◆ TASK GOAL
Only the last stretch of the records is wanted: restate word for word the line with "What's the underlying" and every line after it.

Component data from apps and pages:
"""

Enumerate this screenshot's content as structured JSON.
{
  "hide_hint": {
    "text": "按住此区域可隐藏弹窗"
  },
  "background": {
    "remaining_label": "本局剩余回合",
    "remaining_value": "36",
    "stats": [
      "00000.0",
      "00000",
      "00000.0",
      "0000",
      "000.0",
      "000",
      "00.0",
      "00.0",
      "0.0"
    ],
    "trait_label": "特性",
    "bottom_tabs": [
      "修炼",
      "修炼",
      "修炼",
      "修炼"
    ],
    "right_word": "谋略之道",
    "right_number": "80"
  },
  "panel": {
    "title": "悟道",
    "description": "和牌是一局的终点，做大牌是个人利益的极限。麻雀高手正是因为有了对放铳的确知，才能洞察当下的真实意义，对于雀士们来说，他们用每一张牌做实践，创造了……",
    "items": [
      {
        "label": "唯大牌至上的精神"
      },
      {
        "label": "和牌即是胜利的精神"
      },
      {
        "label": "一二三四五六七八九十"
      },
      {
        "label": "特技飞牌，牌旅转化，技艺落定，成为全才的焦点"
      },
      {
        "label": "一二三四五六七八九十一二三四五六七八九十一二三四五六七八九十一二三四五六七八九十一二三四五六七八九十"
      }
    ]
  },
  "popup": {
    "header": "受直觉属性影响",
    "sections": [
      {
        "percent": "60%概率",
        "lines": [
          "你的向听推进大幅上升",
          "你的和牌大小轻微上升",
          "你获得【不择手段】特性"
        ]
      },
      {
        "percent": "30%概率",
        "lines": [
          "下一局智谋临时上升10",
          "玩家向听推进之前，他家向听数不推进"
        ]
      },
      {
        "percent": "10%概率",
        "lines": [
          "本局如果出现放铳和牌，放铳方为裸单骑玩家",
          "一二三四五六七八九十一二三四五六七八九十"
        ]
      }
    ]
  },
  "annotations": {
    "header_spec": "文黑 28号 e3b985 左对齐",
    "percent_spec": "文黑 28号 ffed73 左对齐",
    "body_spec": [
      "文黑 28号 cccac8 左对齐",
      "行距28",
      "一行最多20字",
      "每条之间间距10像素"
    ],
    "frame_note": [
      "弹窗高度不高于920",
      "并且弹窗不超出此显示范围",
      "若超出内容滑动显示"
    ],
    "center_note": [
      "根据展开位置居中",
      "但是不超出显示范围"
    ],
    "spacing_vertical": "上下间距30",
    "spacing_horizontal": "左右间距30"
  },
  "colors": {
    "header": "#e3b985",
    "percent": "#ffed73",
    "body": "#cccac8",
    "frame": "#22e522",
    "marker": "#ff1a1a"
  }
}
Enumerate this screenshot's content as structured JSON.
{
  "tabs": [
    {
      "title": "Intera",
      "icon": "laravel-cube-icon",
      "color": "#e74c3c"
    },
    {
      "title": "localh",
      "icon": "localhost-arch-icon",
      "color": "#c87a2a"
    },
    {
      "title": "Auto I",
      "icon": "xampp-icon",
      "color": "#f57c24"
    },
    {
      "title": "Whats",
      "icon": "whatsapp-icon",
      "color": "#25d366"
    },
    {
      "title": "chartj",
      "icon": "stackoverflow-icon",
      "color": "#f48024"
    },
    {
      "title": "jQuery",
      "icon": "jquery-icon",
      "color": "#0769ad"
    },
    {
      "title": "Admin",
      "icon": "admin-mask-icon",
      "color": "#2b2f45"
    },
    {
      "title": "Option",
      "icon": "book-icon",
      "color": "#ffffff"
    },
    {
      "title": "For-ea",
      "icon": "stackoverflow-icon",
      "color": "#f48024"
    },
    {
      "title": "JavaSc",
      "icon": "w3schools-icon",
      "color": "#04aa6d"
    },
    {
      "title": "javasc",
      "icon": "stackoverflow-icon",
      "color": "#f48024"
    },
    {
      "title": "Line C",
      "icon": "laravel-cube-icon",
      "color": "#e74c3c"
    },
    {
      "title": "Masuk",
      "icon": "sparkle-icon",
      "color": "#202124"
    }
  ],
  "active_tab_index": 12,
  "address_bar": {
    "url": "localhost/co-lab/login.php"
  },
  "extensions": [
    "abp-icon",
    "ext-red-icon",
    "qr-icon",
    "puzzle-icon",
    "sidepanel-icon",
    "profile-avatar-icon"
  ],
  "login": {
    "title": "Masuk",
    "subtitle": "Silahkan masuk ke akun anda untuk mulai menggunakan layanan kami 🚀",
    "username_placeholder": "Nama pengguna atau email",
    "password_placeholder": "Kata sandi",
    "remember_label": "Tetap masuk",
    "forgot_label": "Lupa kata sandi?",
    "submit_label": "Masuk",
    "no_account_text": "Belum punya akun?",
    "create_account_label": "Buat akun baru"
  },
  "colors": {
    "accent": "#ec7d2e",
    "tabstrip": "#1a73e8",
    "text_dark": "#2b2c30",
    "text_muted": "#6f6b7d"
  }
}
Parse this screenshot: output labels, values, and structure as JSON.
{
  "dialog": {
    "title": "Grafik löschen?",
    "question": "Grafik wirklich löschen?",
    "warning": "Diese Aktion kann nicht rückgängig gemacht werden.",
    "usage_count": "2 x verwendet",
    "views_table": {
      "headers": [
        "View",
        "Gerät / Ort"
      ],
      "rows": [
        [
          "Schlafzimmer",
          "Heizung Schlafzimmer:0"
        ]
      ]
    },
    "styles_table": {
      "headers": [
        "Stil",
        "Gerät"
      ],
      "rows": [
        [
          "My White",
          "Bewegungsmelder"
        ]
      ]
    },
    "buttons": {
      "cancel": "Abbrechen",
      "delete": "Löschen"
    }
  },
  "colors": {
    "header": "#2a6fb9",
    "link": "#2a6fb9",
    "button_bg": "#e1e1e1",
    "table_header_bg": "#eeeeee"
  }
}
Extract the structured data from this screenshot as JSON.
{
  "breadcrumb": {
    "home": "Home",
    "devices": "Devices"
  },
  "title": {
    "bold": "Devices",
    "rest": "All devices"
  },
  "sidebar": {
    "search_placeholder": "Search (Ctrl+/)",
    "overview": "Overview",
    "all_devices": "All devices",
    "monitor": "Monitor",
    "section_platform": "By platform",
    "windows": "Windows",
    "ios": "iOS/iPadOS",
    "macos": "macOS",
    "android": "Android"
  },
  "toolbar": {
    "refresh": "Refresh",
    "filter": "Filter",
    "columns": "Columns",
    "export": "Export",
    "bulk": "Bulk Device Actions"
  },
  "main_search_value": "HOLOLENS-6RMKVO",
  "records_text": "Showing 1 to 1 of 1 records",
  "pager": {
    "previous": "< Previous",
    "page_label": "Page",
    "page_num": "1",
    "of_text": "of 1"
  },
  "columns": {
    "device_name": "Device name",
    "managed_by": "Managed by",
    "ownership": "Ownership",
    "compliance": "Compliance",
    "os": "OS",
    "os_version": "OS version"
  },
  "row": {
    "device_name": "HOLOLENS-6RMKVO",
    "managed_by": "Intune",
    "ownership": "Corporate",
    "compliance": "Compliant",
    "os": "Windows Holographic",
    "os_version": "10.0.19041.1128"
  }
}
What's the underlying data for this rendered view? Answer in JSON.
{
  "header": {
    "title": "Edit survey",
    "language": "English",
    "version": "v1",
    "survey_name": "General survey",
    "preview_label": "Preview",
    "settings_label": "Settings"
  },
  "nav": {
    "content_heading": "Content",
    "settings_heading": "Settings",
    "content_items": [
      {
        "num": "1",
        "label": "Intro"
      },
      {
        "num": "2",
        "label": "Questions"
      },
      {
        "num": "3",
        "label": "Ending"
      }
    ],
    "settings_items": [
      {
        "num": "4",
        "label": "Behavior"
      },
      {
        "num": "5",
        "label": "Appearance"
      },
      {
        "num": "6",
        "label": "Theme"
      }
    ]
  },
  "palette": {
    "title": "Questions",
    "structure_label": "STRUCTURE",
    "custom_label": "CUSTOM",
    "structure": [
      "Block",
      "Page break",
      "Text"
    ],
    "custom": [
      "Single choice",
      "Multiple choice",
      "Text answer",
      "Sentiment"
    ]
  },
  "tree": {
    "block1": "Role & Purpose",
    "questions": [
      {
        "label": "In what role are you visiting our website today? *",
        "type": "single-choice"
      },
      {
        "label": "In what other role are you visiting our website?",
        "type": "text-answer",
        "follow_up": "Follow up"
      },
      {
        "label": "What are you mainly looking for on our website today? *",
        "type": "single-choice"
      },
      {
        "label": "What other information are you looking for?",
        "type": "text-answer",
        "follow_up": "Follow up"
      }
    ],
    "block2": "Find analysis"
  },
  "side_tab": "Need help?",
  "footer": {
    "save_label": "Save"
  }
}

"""

◆ RESPONSE BELOW
What's the underlying data for this rendered view? Answer in JSON.
{
  "header": {
    "title": "Edit survey",
    "language": "English",
    "version": "v1",
    "survey_name": "General survey",
    "preview_label": "Preview",
    "settings_label": "Settings"
  },
  "nav": {
    "content_heading": "Content",
    "settings_heading": "Settings",
    "content_items": [
      {
        "num": "1",
        "label": "Intro"
      },
      {
        "num": "2",
        "label": "Questions"
      },
      {
        "num": "3",
        "label": "Ending"
      }
    ],
    "settings_items": [
      {
        "num": "4",
        "label": "Behavior"
      },
      {
        "num": "5",
        "label": "Appearance"
      },
      {
        "num": "6",
        "label": "Theme"
      }
    ]
  },
  "palette": {
    "title": "Questions",
    "structure_label": "STRUCTURE",
    "custom_label": "CUSTOM",
    "structure": [
      "Block",
      "Page break",
      "Text"
    ],
    "custom": [
      "Single choice",
      "Multiple choice",
      "Text answer",
      "Sentiment"
    ]
  },
  "tree": {
    "block1": "Role & Purpose",
    "questions": [
      {
        "label": "In what role are you visiting our website today? *",
        "type": "single-choice"
      },
      {
        "label": "In what other role are you visiting our website?",
        "type": "text-answer",
        "follow_up": "Follow up"
      },
      {
        "label": "What are you mainly looking for on our website today? *",
        "type": "single-choice"
      },
      {
        "label": "What other information are you looking for?",
        "type": "text-answer",
        "follow_up": "Follow up"
      }
    ],
    "block2": "Find analysis"
  },
  "side_tab": "Need help?",
  "footer": {
    "save_label": "Save"
  }
}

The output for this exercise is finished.